I do agree with Jim that character building is important, and The Flash struggles to do that. After all its Earth hopping and time warps, I’m not even sure who some of these characters are anymore, but The Flash battles with another basic element of fiction: conflict. The Flashpoint event was successful (in the comics) because the universe was going to implode (man versus environment), Justice Leaguers battled each other, tearing apart cities and killing people (man versus man), and Barry had to face the fact that he was responsible for this and was, in this instance, the world’s greatest villain and had to allow his mother to die (man versus himself). None of that existed.
Sure. Reverse-Flash said, “Who’s the villain now, Flash?” but that was a throwaway line because the only negative thing that occurred in “Flashpoint” was Barry forgetting his friends (his memory of the previous timeline vanishing). But he reunited with his friends. With the selfish Barry we met in “Flashpoint” I figured he had come out ahead with living parents and slightly more dickish buddies. Cisco was a billionaire. Party!
Okay, Wally was dying—for some reason—and Barry spent half a second with choosing to save him, so that internal conflict—if there was any—didn’t have time to build. None of the “conflicts” worked, and when there’s no real conflict, there’s no story.
Lack of conflict isn’t a new thing. Flash’s time-traveling/Earth-jumping nonsense deflates tension and a lack of tension leads to a lack of rising action.
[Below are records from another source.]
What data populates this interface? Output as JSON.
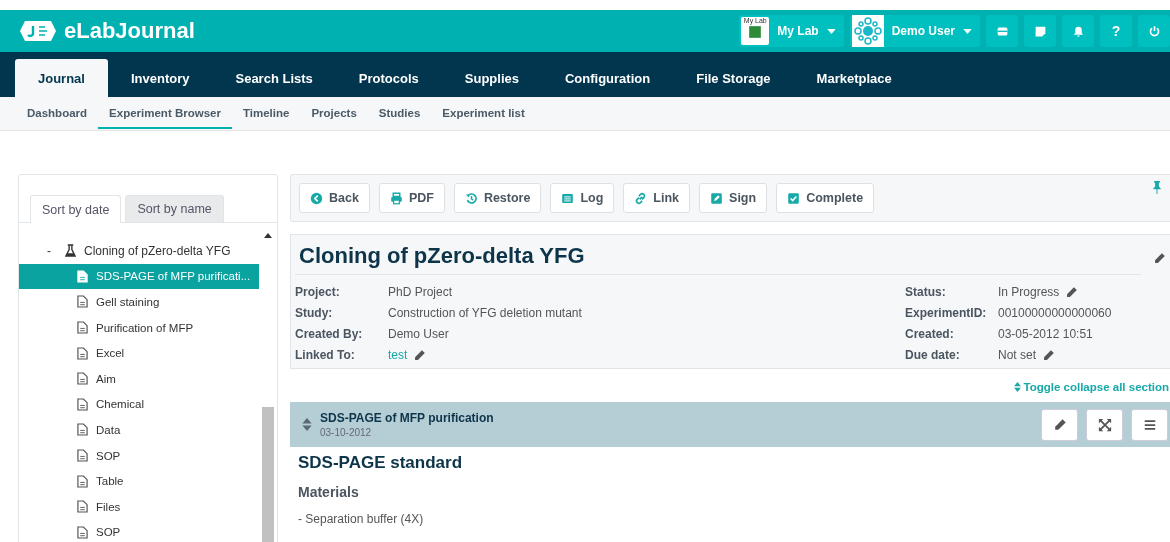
{
  "header": {
    "logo": "eLabJournal",
    "lab": {
      "badge": "My Lab",
      "label": "My Lab"
    },
    "user": {
      "label": "Demo User"
    },
    "actions": [
      {
        "kind": "store"
      },
      {
        "kind": "note"
      },
      {
        "kind": "bell"
      },
      {
        "kind": "text",
        "text": "?"
      },
      {
        "kind": "power"
      }
    ]
  },
  "main_tabs": [
    {
      "label": "Journal",
      "selected": true
    },
    {
      "label": "Inventory",
      "selected": false
    },
    {
      "label": "Search Lists",
      "selected": false
    },
    {
      "label": "Protocols",
      "selected": false
    },
    {
      "label": "Supplies",
      "selected": false
    },
    {
      "label": "Configuration",
      "selected": false
    },
    {
      "label": "File Storage",
      "selected": false
    },
    {
      "label": "Marketplace",
      "selected": false
    }
  ],
  "sub_tabs": [
    {
      "label": "Dashboard",
      "selected": false
    },
    {
      "label": "Experiment Browser",
      "selected": true
    },
    {
      "label": "Timeline",
      "selected": false
    },
    {
      "label": "Projects",
      "selected": false
    },
    {
      "label": "Studies",
      "selected": false
    },
    {
      "label": "Experiment list",
      "selected": false
    }
  ],
  "sidebar": {
    "sort_tabs": [
      {
        "label": "Sort by date",
        "selected": true
      },
      {
        "label": "Sort by name",
        "selected": false
      }
    ],
    "tree": [
      {
        "label": "Cloning of pZero-delta YFG",
        "toggle": "-",
        "children": [
          {
            "label": "SDS-PAGE of MFP purificati...",
            "selected": true
          },
          {
            "label": "Gell staining",
            "selected": false
          },
          {
            "label": "Purification of MFP",
            "selected": false
          },
          {
            "label": "Excel",
            "selected": false
          },
          {
            "label": "Aim",
            "selected": false
          },
          {
            "label": "Chemical",
            "selected": false
          },
          {
            "label": "Data",
            "selected": false
          },
          {
            "label": "SOP",
            "selected": false
          },
          {
            "label": "Table",
            "selected": false
          },
          {
            "label": "Files",
            "selected": false
          },
          {
            "label": "SOP",
            "selected": false
          }
        ]
      }
    ]
  },
  "toolbar": {
    "buttons": [
      {
        "label": "Back",
        "kind": "back"
      },
      {
        "label": "PDF",
        "kind": "print"
      },
      {
        "label": "Restore",
        "kind": "history"
      },
      {
        "label": "Log",
        "kind": "list"
      },
      {
        "label": "Link",
        "kind": "link"
      },
      {
        "label": "Sign",
        "kind": "sign"
      },
      {
        "label": "Complete",
        "kind": "check"
      }
    ]
  },
  "experiment": {
    "title": "Cloning of pZero-delta YFG",
    "fields_left": [
      {
        "label": "Project:",
        "value": "PhD Project",
        "kind": "text",
        "editable": false
      },
      {
        "label": "Study:",
        "value": "Construction of YFG deletion mutant",
        "kind": "text",
        "editable": false
      },
      {
        "label": "Created By:",
        "value": "Demo User",
        "kind": "text",
        "editable": false
      },
      {
        "label": "Linked To:",
        "value": "test",
        "kind": "link",
        "editable": true
      }
    ],
    "fields_right": [
      {
        "label": "Status:",
        "value": "In Progress",
        "kind": "text",
        "editable": true
      },
      {
        "label": "ExperimentID:",
        "value": "00100000000000060",
        "kind": "text",
        "editable": false
      },
      {
        "label": "Created:",
        "value": "03-05-2012 10:51",
        "kind": "text",
        "editable": false
      },
      {
        "label": "Due date:",
        "value": "Not set",
        "kind": "text",
        "editable": true
      }
    ]
  },
  "toggle_all": "Toggle collapse all section",
  "section": {
    "title": "SDS-PAGE of MFP purification",
    "date": "03-10-2012",
    "heading": "SDS-PAGE standard",
    "subheading": "Materials",
    "lines": [
      "- Separation buffer (4X)"
    ]
  }
}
There’s a lot going on in The Flash, but few conflicts are given the chance to grow.
Speaking of growing, let’s talk about something I’ve been warning folks about for years and it looks like it’ll boil over this season. Jim has wanted to get rid of the villain-of-the-week format; I’ve said that The Flash needed to revamp how it handled its villain-of-the-week and go with recurring villains. I agree that the show is at its strongest when there’s a central villain–and Reverse-Flash shows promise–but we can still get three or four episodes a season with Pied Piper, Mirror Master, Gorilla Grodd, Weather Wizard, and the like, and the reason why I say this is that Geoff Johns—you know, the executive producer and one-time Flash scribe—never wrote a Flash story arc without at least three Flash villains. The Rogues are coming.
I’m not saying that 10 or 12 villains in a single episode is a good idea—there’s that problem I mention often of limited screen time for too many characters—but had Flash developed recurring villains, we’d at least know who these people are and Flash could have a series of episodes with three or four villains teaming up, a tip of the hat to Johns. Flash has twice as many enemies as Batman.
Good luck identifying everyone, non-Flash readers. Doctor Alchemy was teased at the end of “Flashpoint,” and the person whispering to him was Mirror Master, so multiple villain episodes will happen. I geeked out over the closing moment. Jim didn’t even catch that it was Mirror Master whispering to Doctor Alchemy until I pointed out that “Alchemy” was written on a mirror. Imagine if every Flash viewer had met Mirror Master and knew who he was from the previous two seasons. Every Flash fan would’ve been geeking out over that moment.
I still enjoy Flash and I’m hopeful it’ll get better over the coming months, but there are countless missed opportunities.
Mirror Master’s powers involve generating mirror worlds and pocket realities, so the West family drama might not be an echo from the Flashpoint. Mirror Master–and not Reverse-Flash–could also be this season’s main villain.